When Fin’s mother is diagnosed with MDS, she needs chemotherapy and awaits a stem cell donor match in hospital. This leaves Fin under the care of an abusive uncle who tries to force him to come up his inheritance. Meanwhile, Fin and his friend Sophie have been investigating the death of a journalist, previously dismissed by the authorities as a suicide. The two teens are convinced it’s murder due to a character witness from the journalist’s close friend, and a marginal piece of evidence found on the beach.
As clues stack up to the ‘suicide’ being murder, and sinister proceedings are uncovered in the town, Fin is forced to run away after his uncle reports him as unstable and violent. Both the police and the murderers now hunt for Fin as he attempts to both clear his name and uncover the guilty party.
There is a lot of plot to this novel, with clues pointing to the murder and the backdrop of Fin’s escape from the authorities.
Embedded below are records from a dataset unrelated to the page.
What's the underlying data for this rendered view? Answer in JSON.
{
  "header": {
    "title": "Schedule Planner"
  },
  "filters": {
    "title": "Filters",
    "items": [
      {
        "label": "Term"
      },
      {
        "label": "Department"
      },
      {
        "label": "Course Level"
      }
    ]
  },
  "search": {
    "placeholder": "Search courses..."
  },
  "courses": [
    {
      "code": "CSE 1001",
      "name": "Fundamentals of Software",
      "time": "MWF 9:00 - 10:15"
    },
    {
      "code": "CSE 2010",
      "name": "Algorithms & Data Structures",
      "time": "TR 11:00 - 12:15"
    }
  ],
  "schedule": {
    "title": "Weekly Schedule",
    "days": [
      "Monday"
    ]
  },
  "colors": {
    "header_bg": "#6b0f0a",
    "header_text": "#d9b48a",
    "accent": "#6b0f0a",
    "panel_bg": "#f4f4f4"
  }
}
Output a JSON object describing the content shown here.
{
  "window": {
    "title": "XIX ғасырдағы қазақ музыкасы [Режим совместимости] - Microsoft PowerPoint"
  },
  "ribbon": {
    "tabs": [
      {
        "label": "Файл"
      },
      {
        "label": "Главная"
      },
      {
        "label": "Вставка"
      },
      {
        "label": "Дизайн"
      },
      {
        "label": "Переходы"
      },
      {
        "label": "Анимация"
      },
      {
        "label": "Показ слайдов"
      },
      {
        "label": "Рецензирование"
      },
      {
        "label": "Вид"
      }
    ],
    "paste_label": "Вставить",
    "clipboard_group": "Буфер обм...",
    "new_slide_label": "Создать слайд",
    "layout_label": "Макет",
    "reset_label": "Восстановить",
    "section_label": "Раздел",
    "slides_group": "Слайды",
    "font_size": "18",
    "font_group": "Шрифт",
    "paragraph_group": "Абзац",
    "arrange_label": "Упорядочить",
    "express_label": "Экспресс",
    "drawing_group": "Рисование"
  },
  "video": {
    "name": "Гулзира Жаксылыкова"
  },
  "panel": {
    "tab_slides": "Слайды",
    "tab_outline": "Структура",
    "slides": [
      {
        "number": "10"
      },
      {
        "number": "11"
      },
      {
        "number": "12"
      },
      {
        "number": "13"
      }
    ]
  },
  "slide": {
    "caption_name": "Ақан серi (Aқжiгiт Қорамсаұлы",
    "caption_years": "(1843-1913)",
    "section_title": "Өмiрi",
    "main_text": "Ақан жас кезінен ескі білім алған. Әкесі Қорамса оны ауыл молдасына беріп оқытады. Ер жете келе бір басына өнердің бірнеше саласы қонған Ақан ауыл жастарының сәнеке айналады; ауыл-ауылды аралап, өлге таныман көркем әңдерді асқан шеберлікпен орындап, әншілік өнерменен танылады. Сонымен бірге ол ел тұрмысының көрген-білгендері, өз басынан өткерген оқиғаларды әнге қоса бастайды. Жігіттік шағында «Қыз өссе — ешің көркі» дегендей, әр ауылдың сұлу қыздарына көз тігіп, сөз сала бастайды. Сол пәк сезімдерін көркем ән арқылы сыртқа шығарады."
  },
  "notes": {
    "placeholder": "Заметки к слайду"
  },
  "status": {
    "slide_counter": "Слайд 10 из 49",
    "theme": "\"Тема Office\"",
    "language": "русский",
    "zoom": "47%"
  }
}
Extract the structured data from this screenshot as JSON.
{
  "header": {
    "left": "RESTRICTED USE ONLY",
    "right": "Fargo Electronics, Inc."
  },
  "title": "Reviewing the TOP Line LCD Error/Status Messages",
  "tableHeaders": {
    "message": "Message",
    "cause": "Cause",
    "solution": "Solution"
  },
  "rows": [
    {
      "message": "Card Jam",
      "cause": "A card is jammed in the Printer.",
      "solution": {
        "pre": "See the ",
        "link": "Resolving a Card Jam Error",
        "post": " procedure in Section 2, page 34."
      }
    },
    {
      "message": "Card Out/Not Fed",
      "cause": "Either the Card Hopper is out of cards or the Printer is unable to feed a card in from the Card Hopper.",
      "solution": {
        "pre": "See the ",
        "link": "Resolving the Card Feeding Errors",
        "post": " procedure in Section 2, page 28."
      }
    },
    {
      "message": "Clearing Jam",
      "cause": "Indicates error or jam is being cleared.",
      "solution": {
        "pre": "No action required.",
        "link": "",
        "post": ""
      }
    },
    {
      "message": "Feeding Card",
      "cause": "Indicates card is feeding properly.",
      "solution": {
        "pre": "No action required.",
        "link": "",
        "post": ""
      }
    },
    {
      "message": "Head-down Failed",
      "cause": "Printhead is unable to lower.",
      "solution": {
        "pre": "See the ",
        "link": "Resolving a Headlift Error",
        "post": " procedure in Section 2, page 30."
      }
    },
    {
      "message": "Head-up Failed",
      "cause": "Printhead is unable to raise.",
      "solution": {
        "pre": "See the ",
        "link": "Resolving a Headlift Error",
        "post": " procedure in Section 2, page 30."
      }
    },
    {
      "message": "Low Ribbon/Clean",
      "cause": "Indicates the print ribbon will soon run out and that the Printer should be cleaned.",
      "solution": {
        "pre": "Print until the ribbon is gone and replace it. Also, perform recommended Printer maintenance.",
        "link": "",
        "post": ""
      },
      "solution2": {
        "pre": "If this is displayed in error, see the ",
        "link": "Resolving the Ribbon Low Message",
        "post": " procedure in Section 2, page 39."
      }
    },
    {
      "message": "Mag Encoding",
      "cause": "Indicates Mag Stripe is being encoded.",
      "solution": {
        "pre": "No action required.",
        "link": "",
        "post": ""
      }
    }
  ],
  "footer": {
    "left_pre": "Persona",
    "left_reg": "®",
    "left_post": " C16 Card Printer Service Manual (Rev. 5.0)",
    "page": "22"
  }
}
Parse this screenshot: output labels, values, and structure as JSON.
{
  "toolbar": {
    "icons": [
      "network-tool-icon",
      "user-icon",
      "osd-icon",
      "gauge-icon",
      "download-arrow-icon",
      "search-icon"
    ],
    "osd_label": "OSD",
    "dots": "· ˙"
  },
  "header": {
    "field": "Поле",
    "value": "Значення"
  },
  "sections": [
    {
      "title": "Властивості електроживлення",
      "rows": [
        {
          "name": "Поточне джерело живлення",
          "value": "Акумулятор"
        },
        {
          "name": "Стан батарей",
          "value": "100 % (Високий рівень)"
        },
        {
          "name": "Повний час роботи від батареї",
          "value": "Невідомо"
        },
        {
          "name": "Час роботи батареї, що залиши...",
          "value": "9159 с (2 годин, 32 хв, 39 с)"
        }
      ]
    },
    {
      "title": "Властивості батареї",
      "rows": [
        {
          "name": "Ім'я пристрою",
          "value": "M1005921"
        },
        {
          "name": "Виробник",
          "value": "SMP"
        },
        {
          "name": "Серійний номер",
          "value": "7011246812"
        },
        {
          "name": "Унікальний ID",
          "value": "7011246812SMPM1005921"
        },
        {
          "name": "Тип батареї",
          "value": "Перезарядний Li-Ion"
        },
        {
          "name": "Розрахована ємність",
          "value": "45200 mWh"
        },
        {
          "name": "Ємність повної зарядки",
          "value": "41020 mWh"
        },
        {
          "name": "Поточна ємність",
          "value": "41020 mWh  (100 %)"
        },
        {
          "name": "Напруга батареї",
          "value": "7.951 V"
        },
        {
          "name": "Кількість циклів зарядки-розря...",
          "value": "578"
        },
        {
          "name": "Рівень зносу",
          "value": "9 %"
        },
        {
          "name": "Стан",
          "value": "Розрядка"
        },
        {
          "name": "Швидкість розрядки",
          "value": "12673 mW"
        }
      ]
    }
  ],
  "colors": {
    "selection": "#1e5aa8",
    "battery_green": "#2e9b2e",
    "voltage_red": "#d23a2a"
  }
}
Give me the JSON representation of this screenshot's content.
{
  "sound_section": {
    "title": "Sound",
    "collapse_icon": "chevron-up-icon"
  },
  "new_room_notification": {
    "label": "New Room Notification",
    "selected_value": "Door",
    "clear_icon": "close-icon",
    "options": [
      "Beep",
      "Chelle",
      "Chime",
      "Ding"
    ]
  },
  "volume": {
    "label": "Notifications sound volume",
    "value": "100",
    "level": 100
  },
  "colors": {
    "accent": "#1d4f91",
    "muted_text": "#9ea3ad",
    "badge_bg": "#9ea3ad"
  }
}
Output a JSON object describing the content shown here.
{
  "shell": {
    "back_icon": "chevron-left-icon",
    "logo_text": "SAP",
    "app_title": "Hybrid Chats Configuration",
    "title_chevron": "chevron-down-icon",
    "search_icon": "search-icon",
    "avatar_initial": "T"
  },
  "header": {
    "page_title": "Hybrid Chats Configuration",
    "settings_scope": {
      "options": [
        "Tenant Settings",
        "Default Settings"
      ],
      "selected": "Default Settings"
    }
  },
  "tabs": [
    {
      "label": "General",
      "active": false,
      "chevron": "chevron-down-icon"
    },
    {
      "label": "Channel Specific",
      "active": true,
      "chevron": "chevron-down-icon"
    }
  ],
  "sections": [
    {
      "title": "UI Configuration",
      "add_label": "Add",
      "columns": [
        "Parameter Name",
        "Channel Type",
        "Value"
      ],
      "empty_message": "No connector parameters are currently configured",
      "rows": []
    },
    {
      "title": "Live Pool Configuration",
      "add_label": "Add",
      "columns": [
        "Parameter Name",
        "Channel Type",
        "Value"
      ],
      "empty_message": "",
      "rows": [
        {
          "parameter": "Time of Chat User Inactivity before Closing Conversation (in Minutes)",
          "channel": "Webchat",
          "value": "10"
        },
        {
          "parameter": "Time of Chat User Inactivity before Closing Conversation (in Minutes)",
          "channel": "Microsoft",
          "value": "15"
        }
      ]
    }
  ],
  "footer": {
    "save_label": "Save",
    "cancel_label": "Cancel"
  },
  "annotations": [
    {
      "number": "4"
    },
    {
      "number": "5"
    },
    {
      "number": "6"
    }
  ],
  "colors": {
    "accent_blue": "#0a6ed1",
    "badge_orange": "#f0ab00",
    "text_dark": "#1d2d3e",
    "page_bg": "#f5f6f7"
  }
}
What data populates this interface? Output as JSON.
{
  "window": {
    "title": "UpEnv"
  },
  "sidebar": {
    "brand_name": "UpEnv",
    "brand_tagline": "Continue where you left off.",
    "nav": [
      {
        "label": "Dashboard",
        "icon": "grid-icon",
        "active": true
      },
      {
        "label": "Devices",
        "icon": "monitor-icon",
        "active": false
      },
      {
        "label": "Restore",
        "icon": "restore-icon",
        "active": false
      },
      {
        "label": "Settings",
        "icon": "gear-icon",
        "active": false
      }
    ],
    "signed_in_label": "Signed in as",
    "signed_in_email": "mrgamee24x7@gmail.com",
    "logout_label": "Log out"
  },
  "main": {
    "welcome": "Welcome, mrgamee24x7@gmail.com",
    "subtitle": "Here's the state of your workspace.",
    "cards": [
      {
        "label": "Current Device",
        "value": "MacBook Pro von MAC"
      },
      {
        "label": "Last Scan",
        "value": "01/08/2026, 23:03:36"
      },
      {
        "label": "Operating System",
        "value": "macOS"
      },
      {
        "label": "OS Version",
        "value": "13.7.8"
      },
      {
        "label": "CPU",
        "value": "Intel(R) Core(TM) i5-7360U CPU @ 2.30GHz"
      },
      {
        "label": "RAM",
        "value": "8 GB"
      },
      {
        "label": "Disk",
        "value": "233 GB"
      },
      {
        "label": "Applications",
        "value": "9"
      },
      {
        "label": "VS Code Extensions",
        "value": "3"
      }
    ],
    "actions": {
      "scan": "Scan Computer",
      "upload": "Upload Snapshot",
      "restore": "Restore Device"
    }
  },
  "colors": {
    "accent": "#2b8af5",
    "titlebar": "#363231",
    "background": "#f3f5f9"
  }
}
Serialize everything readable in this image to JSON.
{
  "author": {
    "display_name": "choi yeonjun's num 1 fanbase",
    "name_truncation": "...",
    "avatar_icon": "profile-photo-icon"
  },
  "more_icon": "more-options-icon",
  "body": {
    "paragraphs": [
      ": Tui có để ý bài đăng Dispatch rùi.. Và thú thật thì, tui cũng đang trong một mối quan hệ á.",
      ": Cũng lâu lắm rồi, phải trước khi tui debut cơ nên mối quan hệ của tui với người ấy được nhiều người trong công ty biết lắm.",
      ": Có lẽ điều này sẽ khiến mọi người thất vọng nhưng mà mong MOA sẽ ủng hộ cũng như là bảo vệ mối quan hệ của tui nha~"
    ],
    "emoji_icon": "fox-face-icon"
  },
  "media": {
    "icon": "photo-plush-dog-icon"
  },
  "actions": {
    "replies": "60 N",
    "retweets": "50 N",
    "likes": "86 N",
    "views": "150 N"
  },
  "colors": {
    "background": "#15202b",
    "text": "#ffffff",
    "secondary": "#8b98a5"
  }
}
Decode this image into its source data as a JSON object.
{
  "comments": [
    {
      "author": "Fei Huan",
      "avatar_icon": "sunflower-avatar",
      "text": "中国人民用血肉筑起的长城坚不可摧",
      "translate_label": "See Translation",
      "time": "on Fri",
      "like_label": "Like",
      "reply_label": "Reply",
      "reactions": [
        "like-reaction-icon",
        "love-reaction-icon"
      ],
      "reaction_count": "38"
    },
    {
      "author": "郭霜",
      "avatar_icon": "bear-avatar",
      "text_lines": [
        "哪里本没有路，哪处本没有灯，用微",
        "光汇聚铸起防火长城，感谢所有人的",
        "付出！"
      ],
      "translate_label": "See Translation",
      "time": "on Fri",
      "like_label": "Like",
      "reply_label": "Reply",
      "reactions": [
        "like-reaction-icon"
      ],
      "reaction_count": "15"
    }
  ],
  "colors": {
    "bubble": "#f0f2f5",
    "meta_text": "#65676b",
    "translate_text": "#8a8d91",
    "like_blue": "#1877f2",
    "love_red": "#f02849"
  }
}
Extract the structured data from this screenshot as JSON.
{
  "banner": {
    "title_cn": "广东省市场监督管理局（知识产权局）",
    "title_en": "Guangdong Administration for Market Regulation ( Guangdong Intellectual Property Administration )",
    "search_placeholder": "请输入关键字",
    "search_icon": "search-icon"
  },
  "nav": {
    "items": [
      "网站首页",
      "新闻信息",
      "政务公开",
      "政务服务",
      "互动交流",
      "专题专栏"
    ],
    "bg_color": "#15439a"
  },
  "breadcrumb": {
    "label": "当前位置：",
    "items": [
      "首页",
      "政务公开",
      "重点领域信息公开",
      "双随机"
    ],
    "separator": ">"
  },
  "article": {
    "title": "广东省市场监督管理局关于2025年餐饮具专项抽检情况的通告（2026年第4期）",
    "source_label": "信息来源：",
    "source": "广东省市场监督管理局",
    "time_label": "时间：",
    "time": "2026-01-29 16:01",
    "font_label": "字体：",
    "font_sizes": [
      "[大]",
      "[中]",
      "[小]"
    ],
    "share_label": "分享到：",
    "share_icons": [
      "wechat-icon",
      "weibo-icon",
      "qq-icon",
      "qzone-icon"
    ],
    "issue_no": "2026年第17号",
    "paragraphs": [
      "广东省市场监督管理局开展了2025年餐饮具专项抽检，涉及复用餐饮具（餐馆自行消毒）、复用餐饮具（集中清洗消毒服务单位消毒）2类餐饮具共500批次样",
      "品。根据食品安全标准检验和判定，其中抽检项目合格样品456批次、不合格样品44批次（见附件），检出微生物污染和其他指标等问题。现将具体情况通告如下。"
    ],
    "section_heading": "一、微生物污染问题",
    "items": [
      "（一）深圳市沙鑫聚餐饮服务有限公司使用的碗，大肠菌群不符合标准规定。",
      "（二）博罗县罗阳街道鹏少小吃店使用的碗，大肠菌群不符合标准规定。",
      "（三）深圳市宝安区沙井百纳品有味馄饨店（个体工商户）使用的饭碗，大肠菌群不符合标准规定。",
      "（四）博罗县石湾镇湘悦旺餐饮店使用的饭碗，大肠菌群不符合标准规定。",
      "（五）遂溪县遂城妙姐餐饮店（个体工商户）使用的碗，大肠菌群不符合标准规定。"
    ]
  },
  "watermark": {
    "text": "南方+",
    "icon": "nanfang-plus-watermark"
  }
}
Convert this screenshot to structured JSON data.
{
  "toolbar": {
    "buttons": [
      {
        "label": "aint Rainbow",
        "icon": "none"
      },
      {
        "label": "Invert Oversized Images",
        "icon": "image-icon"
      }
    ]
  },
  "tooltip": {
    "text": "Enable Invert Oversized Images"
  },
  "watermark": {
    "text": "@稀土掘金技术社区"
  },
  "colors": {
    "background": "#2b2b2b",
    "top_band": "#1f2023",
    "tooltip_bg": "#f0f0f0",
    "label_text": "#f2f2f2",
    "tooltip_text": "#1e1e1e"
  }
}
The build-up is good and the action scenes are exciting. I was impressed with how the author spaced out the novel; it could have easily gone from one chase to the next without much plot between, but luckily that wasn’t the case. Ironically the only time Fin wasn’t being hunted by the police was when he was near the murderers, because they too were avoiding the authorities.
One of the issues I found with this novel was the cringeworthy dialogue. I don’t know if fourteen year olds are genuinely this cringe inducing or I was a bit too old for their humour, but there were definitely a few awful moments of conversation in this novel. For example, when her grandmother mistakes Fin for a hooligan Sophie tells her she ‘should have gone to Specsavers’ and proceeds to giggle at her own joke. If this wasn’t bad enough, she adds ‘hashtag big mistake’ further on in the conversation. When the conversations convey information they were fine, but the jokes or colloquial comments the characters made didn’t come across well.
Like most mystery novels this one does contain a twist, but not about the murder itself. The twist comes about two-thirds of the way through the novel and you won’t be expecting it, no matter how much sense it makes when it arrives. It explains bits of the novel I didn’t realise needed explaining; I was impressed with how the author had snuck this in without me realising.
Overall The Stone Balancer is a good read. I enjoyed the plot and the writing style but would recommend it for teenagers in the younger teenage bracket. Although the humour doesn’t come across very well the novel is well written and Fin is an engaging interesting narrator.
The Stone Balancer is out now via Raven Books, an imprint of Ransom Publishers. Check out their website here.